Along Highway 51, Rock Cty, Wisconsin December 2020
Their pale shades haunt the cornfields. We ride the plain with outwash, fan ridges east, on our way to Kidder Road, jog to the left in the lightly blowing snow. Up Manogue to Bill Fiedler's, Clara's brother, Sandy Sink Cemetery on the small knoll where she spent her open time. The blades are off the windmill in the cold air— a tripod of weathered wood high above Thresherman's Park. * * * Here in the sleet-strewn ruins of an old watering hole on the highway, shadows of women and men assault the mind— brick chimney sixteen feet high, box of St. Peter's sandstone quarried eagerly down the road, a fine pitched roof, wooden shingles splintering curved in sunken collapse of a century, the plain tile floor turned to scrub, weed, and gravel. Bill sat just here. And so did Hum. And maybe they didn't know what else to do, grown 'round now by thorn and grass. And just 'round the bend on Hurd Road Lou farmed long across the street where Bill laid logs on the tracks one sad, grey night, geese crossing the moon-fed sky. * * * Tobacco growing broad and green on ground moraine back to 1854, small acres about the plots where Fiedlers were laid to rest— Samuel and Augusta, and William and Augusta— and sandhills call overhead, on the watch for grain to glean. The Ruosches asleep southward— John and Bertha, Gertrude and George. And Louise on Rollin Street past the regal line of birches. Around the curve on Broadway my aunt had her heart broken by her father who came in quiet one night, said he was leaving her mom, and left his ring. She and her little brother. The memory still made her cry in the year before her death at ninety-four. Grandpa John across the street hewed and polished and bent the wood to form a wraparound porch— the first there in Edgerton— above the moving water, always the moving water, brown and liquid and alive: Saunders Creek a force marching down into the Rock below Indianford. She is a part of this earth. Albert oversaw all this as park superintendent, toiling in the embrace of Cream City brick. * * * A lone grove but new headstone— Otter Creek Cemetery, where Willie's bones are sinking into dark earth, hummocky moraine edging a farmer's field. His wife and lover and child became earth in other villages. And the windmill's blades are gone. Maple Creek, Wisconsin 1881 Here in the winding bottoms the trout lilies are in bloom.
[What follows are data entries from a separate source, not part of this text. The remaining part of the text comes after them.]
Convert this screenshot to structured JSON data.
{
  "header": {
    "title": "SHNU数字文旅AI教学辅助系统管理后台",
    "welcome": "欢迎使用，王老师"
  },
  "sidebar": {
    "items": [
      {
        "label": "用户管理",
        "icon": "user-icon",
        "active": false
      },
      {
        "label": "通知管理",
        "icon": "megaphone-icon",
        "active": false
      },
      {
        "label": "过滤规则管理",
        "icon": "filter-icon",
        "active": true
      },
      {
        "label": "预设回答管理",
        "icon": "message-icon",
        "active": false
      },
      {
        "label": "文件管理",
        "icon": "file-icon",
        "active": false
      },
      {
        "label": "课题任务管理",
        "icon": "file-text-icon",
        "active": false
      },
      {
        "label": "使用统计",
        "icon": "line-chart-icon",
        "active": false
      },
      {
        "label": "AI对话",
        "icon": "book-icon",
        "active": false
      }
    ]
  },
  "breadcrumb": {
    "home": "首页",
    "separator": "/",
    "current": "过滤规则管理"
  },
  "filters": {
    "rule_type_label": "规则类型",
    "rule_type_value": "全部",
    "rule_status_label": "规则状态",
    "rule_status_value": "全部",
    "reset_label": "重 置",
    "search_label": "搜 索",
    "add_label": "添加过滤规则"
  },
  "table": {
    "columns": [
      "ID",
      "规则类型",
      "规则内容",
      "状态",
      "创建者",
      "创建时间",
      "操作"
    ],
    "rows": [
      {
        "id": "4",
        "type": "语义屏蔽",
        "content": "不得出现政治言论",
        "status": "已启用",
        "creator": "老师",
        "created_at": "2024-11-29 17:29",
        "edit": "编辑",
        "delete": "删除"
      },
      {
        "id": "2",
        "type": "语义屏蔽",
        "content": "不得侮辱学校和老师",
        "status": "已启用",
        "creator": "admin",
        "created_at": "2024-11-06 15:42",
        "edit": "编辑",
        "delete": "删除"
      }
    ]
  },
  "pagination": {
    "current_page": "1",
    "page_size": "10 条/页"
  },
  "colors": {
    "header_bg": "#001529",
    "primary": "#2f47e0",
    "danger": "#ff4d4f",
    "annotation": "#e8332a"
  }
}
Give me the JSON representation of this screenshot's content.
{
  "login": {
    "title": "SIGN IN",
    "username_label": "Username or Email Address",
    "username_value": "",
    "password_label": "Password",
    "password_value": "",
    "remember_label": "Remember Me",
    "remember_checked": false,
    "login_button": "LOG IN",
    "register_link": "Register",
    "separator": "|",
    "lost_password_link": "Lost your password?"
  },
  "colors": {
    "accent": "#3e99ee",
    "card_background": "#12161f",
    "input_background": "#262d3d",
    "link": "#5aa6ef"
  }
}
And Gaudenz loves to come here, to this swamp oak to look at the Embarrass, just to watch water slip by on its way down to the Wolf. The riverway overlaps in mind with the Rabiusa raging on below Malix northeast of the Bärenhorn. These flat floodplains and ground moraine, silver maples and green ash, the ericaceous bogland across Highway 54, have made a new home for him, fringed with oxbows. A waterthrush's flight song saturates the evening air as Gaudenz Ruosch looks downstream. Soon his bones will rest westward in a small plot north of County W. His bent frame leans on the oak for its support, the bank pitted, with some give against his linen shirtsleeve. And who can explain this dream of total movement onward? His grey eyes angle up from under his hat to view purple ribs of sky.
Jacob Riyeff (@riyeff, jacobriyeff.com) is a teacher, translator, and poet. His work focuses on the western contemplative tradition and the natural world. Jacob lives in Milwaukee’s East Village with his wife and three growing children.